WHAT YOU NEED TO DO
Your reply must consist of the data below, reproduced character for character.

ENTRIES PROVIDED
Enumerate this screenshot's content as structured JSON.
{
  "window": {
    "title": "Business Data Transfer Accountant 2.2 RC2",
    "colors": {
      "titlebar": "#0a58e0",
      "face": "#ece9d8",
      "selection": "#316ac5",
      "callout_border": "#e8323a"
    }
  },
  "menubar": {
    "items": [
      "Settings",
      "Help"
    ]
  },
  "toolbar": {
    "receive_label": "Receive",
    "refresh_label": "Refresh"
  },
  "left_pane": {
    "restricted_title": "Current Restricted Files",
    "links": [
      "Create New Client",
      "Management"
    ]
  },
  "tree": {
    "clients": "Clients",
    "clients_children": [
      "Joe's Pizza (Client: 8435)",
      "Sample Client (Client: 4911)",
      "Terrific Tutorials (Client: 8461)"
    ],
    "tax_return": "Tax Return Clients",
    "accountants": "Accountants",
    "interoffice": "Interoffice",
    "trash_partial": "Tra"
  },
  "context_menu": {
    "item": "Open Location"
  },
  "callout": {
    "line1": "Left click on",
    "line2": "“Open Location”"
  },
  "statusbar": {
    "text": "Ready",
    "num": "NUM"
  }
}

EXERCISE SOLUTION
Enumerate this screenshot's content as structured JSON.
{
  "window": {
    "title": "Business Data Transfer Accountant 2.2 RC2",
    "colors": {
      "titlebar": "#0a58e0",
      "face": "#ece9d8",
      "selection": "#316ac5",
      "callout_border": "#e8323a"
    }
  },
  "menubar": {
    "items": [
      "Settings",
      "Help"
    ]
  },
  "toolbar": {
    "receive_label": "Receive",
    "refresh_label": "Refresh"
  },
  "left_pane": {
    "restricted_title": "Current Restricted Files",
    "links": [
      "Create New Client",
      "Management"
    ]
  },
  "tree": {
    "clients": "Clients",
    "clients_children": [
      "Joe's Pizza (Client: 8435)",
      "Sample Client (Client: 4911)",
      "Terrific Tutorials (Client: 8461)"
    ],
    "tax_return": "Tax Return Clients",
    "accountants": "Accountants",
    "interoffice": "Interoffice",
    "trash_partial": "Tra"
  },
  "context_menu": {
    "item": "Open Location"
  },
  "callout": {
    "line1": "Left click on",
    "line2": "“Open Location”"
  },
  "statusbar": {
    "text": "Ready",
    "num": "NUM"
  }
}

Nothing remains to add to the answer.